PROVIDED DATA:

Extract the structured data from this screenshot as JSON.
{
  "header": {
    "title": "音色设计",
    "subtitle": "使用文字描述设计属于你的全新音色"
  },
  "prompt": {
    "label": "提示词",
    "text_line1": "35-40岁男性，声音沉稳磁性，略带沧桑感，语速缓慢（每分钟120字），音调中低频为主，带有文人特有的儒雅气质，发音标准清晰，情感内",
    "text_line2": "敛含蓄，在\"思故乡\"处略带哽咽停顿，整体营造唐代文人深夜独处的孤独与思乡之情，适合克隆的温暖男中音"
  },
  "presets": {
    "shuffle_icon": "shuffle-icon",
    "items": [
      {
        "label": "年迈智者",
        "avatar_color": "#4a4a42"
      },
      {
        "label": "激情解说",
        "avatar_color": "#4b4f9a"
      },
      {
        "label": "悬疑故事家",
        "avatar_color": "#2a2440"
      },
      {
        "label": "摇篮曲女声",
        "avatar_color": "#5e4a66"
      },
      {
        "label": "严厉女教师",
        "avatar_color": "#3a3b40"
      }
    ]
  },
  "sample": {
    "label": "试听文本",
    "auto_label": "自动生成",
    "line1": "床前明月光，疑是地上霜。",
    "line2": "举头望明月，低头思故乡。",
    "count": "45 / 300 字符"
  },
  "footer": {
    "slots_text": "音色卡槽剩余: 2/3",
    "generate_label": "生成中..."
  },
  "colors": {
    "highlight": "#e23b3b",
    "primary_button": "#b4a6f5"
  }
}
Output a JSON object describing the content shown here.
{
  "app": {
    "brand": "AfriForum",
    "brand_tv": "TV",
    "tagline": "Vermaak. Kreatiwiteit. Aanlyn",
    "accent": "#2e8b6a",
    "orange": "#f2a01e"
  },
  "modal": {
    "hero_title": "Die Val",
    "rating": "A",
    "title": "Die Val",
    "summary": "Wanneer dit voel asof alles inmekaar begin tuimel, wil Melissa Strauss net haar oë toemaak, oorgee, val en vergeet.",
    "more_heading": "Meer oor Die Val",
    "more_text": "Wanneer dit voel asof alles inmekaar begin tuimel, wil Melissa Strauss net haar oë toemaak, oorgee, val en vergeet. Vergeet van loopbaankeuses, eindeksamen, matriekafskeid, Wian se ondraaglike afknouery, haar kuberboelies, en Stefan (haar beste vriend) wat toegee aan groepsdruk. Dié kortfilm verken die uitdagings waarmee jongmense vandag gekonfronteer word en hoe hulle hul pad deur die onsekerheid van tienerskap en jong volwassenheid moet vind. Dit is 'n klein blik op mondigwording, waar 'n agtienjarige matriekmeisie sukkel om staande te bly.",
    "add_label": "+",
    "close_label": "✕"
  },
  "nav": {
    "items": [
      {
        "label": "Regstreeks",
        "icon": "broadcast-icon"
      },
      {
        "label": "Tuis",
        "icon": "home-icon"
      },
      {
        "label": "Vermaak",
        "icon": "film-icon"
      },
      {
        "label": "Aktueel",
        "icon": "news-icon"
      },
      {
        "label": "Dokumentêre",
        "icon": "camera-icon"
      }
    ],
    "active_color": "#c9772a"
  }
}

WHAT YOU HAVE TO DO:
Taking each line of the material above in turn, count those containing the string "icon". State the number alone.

SOLUTION TO THE PROBLEM:
6